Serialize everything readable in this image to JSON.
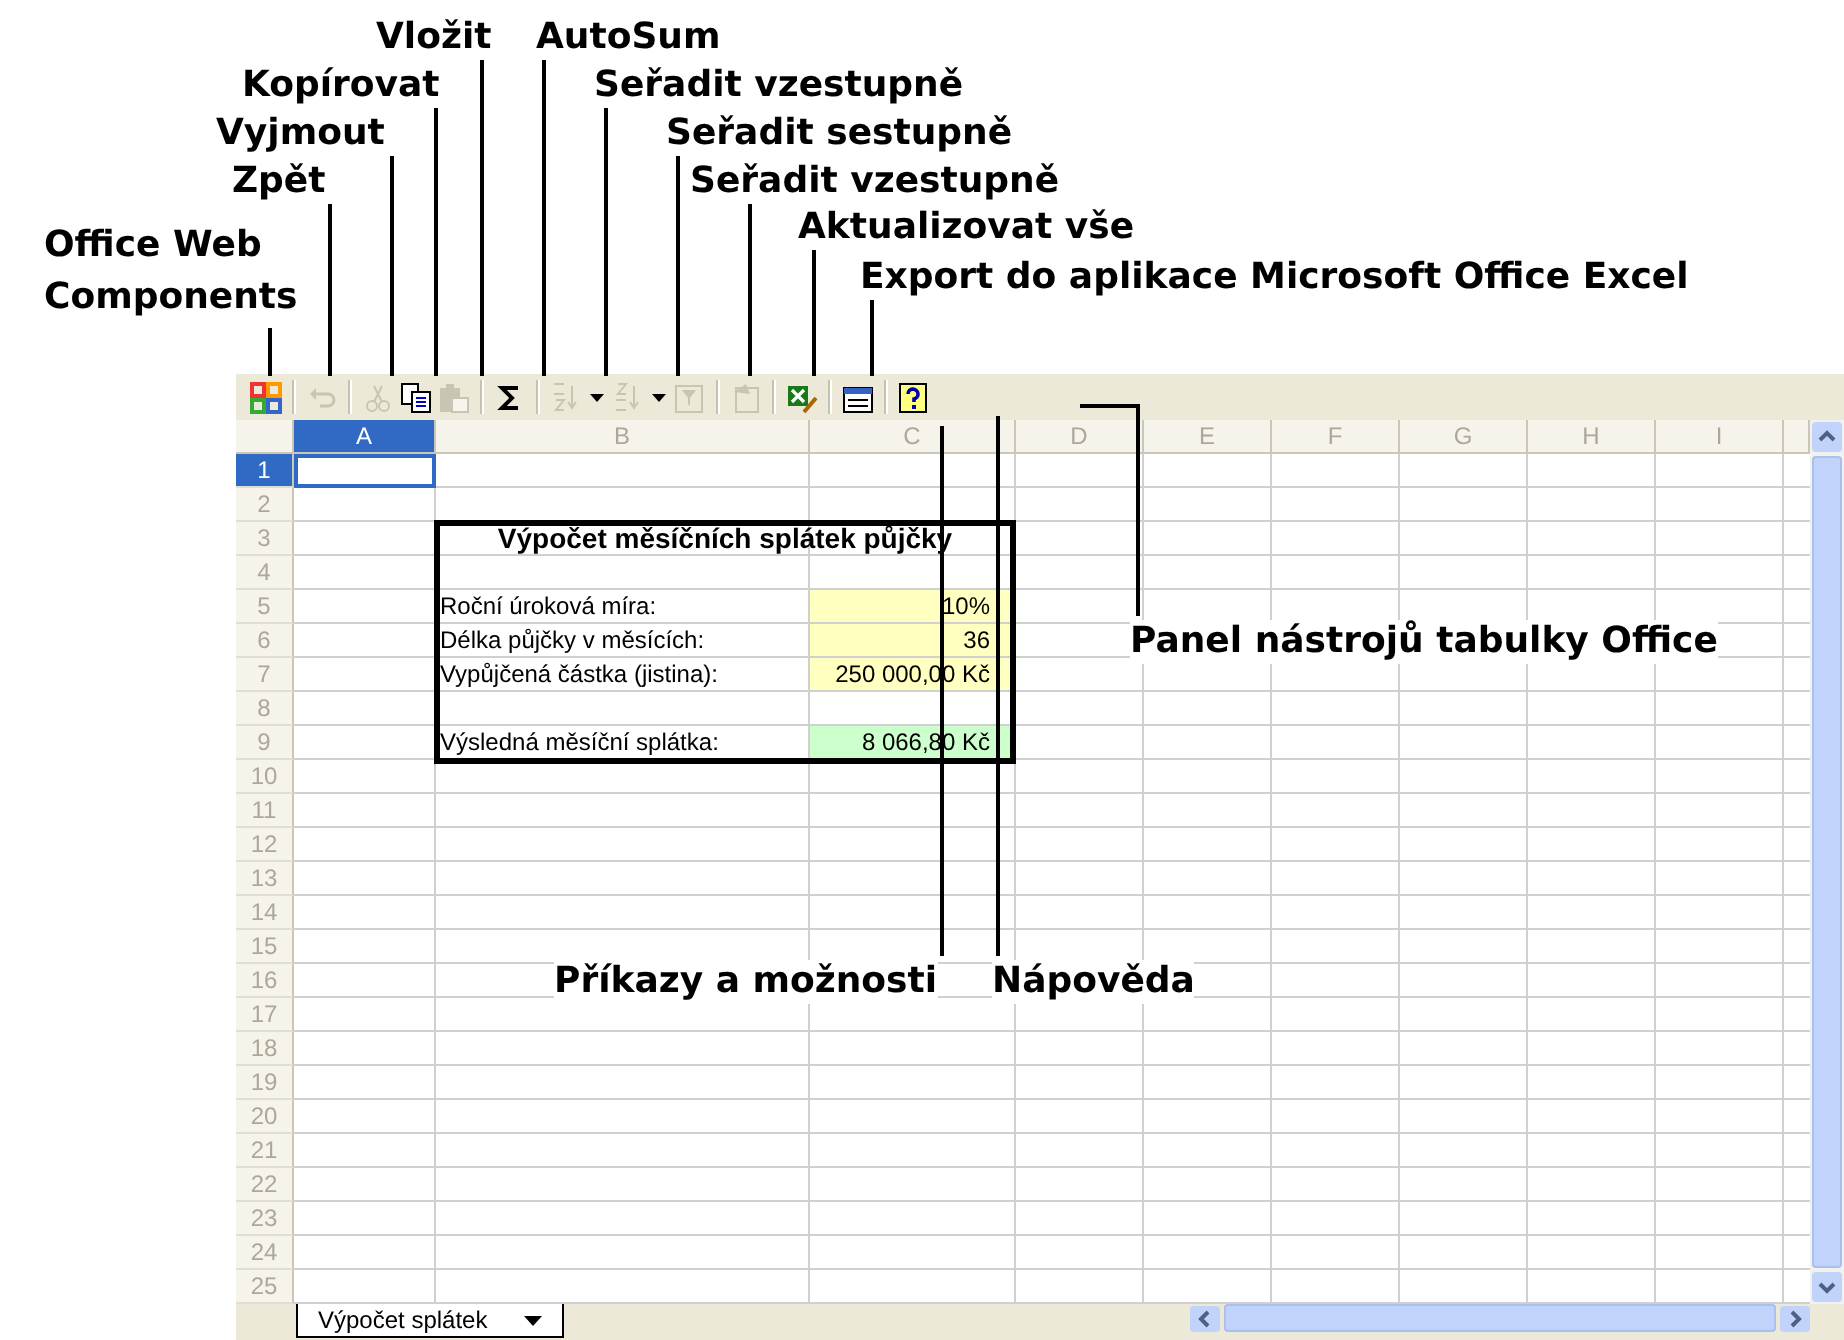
{
  "callouts": [
    {
      "text": "Vložit"
    },
    {
      "text": "AutoSum"
    },
    {
      "text": "Kopírovat"
    },
    {
      "text": "Seřadit vzestupně"
    },
    {
      "text": "Vyjmout"
    },
    {
      "text": "Seřadit sestupně"
    },
    {
      "text": "Zpět"
    },
    {
      "text": "Seřadit vzestupně"
    },
    {
      "text": "Aktualizovat vše"
    },
    {
      "text": "Office Web Components"
    },
    {
      "text": "Export do aplikace Microsoft Office Excel"
    },
    {
      "text": "Panel nástrojů tabulky Office"
    },
    {
      "text": "Příkazy a možnosti"
    },
    {
      "text": "Nápověda"
    }
  ],
  "toolbar": [
    {
      "kind": "office",
      "disabled": false,
      "separator_after": true
    },
    {
      "kind": "undo",
      "disabled": true,
      "separator_after": true
    },
    {
      "kind": "cut",
      "disabled": true,
      "separator_after": false
    },
    {
      "kind": "copy",
      "disabled": false,
      "separator_after": false
    },
    {
      "kind": "paste",
      "disabled": true,
      "separator_after": true
    },
    {
      "kind": "autosum",
      "disabled": false,
      "separator_after": true
    },
    {
      "kind": "sort-asc",
      "disabled": true,
      "dropdown": true,
      "separator_after": false
    },
    {
      "kind": "sort-desc",
      "disabled": true,
      "dropdown": true,
      "separator_after": false
    },
    {
      "kind": "filter",
      "disabled": true,
      "separator_after": true
    },
    {
      "kind": "refresh",
      "disabled": true,
      "separator_after": true
    },
    {
      "kind": "export",
      "disabled": false,
      "separator_after": true
    },
    {
      "kind": "commands",
      "disabled": false,
      "separator_after": true
    },
    {
      "kind": "help",
      "disabled": false,
      "separator_after": false
    }
  ],
  "columns": [
    {
      "label": "A",
      "selected": true
    },
    {
      "label": "B",
      "selected": false
    },
    {
      "label": "C",
      "selected": false
    },
    {
      "label": "D",
      "selected": false
    },
    {
      "label": "E",
      "selected": false
    },
    {
      "label": "F",
      "selected": false
    },
    {
      "label": "G",
      "selected": false
    },
    {
      "label": "H",
      "selected": false
    },
    {
      "label": "I",
      "selected": false
    }
  ],
  "rows": [
    {
      "label": "1",
      "selected": true
    },
    {
      "label": "2",
      "selected": false
    },
    {
      "label": "3",
      "selected": false,
      "title": "Výpočet měsíčních splátek půjčky"
    },
    {
      "label": "4",
      "selected": false
    },
    {
      "label": "5",
      "selected": false,
      "name": "Roční úroková míra:",
      "value": "10%",
      "color": "#ffffc0"
    },
    {
      "label": "6",
      "selected": false,
      "name": "Délka půjčky v měsících:",
      "value": "36",
      "color": "#ffffc0"
    },
    {
      "label": "7",
      "selected": false,
      "name": "Vypůjčená částka (jistina):",
      "value": "250 000,00 Kč",
      "color": "#ffffc0"
    },
    {
      "label": "8",
      "selected": false
    },
    {
      "label": "9",
      "selected": false,
      "name": "Výsledná měsíční splátka:",
      "value": "8 066,80 Kč",
      "color": "#ccffcc"
    },
    {
      "label": "10",
      "selected": false
    },
    {
      "label": "11",
      "selected": false
    },
    {
      "label": "12",
      "selected": false
    },
    {
      "label": "13",
      "selected": false
    },
    {
      "label": "14",
      "selected": false
    },
    {
      "label": "15",
      "selected": false
    },
    {
      "label": "16",
      "selected": false
    },
    {
      "label": "17",
      "selected": false
    },
    {
      "label": "18",
      "selected": false
    },
    {
      "label": "19",
      "selected": false
    },
    {
      "label": "20",
      "selected": false
    },
    {
      "label": "21",
      "selected": false
    },
    {
      "label": "22",
      "selected": false
    },
    {
      "label": "23",
      "selected": false
    },
    {
      "label": "24",
      "selected": false
    },
    {
      "label": "25",
      "selected": false
    }
  ],
  "sheet_tab": {
    "label": "Výpočet splátek"
  }
}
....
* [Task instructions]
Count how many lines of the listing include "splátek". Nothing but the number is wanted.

* [Finished exercise]
2